Problem statement:
Search the data for "rest" and copy every matching line.

Dataset:

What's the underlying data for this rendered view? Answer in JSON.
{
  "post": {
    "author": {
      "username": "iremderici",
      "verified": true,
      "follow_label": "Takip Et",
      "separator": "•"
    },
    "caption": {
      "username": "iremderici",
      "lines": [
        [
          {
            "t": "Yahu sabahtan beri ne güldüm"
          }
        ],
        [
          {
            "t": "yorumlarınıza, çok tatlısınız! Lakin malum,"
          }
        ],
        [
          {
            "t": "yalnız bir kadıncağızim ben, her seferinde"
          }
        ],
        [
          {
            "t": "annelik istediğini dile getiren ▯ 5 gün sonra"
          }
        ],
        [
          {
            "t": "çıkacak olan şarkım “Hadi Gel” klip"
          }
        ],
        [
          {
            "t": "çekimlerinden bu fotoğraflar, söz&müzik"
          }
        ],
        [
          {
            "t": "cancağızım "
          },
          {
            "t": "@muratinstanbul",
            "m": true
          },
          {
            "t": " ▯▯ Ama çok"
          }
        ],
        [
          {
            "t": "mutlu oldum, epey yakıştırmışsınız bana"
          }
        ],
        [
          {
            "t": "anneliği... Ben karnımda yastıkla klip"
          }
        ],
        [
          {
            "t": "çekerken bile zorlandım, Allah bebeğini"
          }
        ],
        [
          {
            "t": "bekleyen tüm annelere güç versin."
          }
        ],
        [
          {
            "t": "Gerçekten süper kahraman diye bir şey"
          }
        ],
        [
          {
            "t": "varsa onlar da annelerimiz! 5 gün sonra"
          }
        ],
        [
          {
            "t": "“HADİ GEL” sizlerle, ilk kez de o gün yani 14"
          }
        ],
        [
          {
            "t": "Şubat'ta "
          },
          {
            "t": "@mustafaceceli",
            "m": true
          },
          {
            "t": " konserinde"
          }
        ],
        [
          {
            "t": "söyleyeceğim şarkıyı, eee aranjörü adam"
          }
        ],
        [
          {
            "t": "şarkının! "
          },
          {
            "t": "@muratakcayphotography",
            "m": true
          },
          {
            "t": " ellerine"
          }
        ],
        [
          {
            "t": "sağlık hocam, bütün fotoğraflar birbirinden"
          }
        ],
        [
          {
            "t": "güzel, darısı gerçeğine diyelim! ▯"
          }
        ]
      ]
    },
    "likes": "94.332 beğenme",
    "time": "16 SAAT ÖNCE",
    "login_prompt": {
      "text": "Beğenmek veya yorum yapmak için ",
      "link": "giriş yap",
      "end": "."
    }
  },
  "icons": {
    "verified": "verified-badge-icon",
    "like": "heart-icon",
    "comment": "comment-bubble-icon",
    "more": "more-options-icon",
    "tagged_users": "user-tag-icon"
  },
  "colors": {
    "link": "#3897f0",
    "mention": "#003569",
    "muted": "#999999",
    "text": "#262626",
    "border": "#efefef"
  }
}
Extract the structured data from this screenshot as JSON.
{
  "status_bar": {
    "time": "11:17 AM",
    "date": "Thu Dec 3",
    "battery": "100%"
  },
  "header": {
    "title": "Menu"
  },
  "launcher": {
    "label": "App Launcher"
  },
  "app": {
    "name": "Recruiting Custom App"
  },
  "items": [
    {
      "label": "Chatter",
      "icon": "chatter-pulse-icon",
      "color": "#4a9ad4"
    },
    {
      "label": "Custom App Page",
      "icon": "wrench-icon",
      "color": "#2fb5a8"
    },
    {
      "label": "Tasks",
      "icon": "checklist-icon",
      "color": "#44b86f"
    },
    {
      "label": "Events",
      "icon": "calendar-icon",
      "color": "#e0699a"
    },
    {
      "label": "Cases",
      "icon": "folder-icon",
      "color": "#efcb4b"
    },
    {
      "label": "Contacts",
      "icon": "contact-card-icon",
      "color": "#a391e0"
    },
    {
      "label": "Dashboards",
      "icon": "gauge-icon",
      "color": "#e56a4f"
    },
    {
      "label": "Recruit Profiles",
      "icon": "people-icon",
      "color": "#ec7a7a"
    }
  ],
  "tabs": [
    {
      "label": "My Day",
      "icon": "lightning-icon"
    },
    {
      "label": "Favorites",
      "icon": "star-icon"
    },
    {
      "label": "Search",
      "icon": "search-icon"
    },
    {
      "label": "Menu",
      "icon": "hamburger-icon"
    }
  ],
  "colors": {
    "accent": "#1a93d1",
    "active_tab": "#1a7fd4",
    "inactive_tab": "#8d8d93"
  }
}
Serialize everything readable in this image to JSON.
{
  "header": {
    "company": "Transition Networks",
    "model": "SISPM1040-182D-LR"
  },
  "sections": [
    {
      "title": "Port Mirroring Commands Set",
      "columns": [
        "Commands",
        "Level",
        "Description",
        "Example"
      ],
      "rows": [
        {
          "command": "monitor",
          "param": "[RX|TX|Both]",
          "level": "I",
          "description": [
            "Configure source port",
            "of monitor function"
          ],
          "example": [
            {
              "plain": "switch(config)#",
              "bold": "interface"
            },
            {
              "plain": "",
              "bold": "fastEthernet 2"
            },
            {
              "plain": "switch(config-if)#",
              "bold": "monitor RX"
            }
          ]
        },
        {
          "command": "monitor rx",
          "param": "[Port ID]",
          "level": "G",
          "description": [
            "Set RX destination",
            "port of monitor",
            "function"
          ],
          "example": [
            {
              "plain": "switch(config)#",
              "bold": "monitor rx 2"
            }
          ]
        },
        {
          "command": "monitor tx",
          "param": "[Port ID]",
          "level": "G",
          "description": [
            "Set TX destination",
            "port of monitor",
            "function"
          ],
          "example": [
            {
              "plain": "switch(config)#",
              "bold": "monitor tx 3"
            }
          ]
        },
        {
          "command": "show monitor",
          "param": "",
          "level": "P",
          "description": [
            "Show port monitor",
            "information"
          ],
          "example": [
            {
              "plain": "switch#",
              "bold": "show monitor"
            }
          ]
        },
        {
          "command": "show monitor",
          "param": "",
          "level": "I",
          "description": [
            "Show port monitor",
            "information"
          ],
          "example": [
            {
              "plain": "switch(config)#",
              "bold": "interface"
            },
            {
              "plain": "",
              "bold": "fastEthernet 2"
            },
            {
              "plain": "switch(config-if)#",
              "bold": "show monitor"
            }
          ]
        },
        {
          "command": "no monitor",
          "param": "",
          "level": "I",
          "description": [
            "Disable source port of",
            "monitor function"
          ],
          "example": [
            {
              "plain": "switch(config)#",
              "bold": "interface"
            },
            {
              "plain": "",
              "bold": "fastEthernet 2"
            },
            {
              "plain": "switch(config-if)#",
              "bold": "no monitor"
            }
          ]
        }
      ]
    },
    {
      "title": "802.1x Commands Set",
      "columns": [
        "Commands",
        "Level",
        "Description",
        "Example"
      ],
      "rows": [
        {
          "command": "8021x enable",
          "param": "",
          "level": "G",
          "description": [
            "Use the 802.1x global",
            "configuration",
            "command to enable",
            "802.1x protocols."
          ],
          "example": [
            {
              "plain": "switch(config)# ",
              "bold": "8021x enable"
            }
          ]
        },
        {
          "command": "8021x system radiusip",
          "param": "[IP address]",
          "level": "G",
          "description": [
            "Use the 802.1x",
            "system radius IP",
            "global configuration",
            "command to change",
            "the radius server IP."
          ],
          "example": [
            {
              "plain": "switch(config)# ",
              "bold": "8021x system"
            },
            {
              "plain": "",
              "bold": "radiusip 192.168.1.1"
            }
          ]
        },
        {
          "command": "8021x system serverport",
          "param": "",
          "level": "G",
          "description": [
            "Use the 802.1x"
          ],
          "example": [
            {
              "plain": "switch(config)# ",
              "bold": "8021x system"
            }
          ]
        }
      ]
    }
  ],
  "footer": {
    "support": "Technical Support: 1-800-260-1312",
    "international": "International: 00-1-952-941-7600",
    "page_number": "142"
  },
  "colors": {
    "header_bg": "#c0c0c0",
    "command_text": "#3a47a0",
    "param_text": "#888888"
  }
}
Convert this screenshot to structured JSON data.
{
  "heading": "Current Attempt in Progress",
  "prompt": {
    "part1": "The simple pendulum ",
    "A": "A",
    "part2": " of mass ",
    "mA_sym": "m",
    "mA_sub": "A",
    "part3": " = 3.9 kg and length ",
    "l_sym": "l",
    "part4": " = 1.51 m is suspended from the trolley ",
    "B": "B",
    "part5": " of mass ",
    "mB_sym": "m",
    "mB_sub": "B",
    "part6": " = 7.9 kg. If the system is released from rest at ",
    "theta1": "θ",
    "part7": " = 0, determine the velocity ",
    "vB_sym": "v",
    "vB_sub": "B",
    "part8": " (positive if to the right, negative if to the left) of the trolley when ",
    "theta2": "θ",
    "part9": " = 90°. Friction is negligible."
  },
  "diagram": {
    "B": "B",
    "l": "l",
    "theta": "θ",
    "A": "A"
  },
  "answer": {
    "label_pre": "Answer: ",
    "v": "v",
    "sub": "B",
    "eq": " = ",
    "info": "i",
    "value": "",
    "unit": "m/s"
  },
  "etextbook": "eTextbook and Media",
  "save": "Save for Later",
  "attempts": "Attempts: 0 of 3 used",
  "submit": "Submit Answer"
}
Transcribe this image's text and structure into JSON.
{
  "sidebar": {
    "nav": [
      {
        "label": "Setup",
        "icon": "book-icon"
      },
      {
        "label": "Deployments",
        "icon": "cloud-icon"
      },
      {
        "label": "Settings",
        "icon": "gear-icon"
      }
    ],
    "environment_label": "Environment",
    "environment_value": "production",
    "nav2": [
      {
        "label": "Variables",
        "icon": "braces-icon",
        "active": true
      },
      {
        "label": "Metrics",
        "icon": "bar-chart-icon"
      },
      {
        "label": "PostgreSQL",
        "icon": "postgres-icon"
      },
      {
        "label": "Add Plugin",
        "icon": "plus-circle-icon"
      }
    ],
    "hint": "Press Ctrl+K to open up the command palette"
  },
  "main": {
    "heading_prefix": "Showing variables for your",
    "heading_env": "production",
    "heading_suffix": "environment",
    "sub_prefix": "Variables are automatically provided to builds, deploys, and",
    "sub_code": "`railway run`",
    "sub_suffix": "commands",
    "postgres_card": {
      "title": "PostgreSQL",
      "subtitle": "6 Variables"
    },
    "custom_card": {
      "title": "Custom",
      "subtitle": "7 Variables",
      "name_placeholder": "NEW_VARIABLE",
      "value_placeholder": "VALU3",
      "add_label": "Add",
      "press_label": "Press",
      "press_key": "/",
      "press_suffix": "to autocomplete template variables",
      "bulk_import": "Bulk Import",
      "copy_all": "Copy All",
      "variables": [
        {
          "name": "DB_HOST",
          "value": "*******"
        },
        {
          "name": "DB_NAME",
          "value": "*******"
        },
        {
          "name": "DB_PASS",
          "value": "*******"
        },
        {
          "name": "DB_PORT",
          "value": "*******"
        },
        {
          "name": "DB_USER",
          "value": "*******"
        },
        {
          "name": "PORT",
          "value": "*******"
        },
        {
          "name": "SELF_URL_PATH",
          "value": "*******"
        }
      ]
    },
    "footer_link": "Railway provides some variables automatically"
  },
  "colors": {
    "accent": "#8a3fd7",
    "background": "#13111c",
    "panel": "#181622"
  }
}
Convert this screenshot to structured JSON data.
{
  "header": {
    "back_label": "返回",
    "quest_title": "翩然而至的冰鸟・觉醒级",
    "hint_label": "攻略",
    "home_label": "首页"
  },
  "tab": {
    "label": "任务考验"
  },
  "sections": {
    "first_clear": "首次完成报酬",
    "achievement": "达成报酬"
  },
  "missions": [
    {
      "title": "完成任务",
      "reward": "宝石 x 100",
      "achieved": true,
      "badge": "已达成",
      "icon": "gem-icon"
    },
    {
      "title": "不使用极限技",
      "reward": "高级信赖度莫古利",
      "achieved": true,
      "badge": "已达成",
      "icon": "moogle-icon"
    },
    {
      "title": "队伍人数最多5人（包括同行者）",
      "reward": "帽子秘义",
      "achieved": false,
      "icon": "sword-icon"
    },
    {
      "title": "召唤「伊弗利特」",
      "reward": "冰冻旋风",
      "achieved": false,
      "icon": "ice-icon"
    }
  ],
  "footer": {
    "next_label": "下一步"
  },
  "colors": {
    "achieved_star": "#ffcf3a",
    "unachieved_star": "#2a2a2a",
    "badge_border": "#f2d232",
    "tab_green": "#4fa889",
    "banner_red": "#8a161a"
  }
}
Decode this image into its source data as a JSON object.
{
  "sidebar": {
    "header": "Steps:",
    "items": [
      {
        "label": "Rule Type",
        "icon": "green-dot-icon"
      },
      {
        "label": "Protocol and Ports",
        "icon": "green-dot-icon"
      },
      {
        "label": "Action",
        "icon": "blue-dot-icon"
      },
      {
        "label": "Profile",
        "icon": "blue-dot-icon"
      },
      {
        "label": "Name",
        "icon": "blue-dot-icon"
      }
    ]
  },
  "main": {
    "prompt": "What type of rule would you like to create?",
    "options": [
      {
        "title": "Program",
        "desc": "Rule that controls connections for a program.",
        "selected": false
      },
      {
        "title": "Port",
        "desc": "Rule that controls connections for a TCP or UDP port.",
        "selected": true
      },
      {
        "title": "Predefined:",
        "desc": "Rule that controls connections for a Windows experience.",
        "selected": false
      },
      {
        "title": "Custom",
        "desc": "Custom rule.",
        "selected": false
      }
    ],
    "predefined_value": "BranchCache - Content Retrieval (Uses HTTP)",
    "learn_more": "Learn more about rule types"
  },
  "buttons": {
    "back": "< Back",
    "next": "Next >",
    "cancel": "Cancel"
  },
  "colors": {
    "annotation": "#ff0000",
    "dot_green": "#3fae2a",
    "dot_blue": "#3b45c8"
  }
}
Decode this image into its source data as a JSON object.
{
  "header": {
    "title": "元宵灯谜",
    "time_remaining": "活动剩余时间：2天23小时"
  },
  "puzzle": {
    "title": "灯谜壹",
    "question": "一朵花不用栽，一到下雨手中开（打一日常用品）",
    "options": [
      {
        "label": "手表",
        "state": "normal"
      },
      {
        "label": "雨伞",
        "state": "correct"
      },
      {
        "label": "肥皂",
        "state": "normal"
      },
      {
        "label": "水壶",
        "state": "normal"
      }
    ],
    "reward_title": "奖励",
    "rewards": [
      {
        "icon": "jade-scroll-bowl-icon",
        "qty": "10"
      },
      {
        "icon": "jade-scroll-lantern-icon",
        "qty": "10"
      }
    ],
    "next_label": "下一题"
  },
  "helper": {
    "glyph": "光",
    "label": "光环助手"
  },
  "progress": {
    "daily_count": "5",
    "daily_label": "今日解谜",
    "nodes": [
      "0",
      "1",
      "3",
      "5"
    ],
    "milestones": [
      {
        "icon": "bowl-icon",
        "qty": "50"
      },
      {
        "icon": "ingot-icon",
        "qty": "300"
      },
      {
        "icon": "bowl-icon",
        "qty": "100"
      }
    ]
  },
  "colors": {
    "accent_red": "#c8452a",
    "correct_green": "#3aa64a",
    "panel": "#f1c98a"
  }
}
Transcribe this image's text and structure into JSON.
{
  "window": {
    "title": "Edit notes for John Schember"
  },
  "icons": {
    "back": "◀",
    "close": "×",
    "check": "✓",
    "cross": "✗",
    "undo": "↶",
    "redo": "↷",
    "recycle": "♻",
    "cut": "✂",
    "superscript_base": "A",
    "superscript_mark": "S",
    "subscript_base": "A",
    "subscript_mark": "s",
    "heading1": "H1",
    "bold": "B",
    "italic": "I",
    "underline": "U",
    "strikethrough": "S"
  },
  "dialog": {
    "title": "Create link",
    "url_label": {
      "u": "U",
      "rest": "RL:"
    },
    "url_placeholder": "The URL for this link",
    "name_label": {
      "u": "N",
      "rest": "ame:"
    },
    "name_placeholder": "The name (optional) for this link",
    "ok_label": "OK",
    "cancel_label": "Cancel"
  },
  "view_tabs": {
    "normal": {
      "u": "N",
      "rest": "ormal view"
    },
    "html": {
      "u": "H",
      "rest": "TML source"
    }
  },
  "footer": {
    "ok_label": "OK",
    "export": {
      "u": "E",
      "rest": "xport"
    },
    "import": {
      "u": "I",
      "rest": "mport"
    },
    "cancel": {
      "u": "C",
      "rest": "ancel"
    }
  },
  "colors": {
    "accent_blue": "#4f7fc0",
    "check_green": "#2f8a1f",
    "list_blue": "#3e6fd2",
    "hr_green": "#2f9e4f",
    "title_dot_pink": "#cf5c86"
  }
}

Written solution:
    "part6": " = 7.9 kg. If the system is released from rest at ",
      "rest": "RL:"
      "rest": "ame:"
      "rest": "ormal view"
      "rest": "TML source"
      "rest": "xport"
      "rest": "mport"
      "rest": "ancel"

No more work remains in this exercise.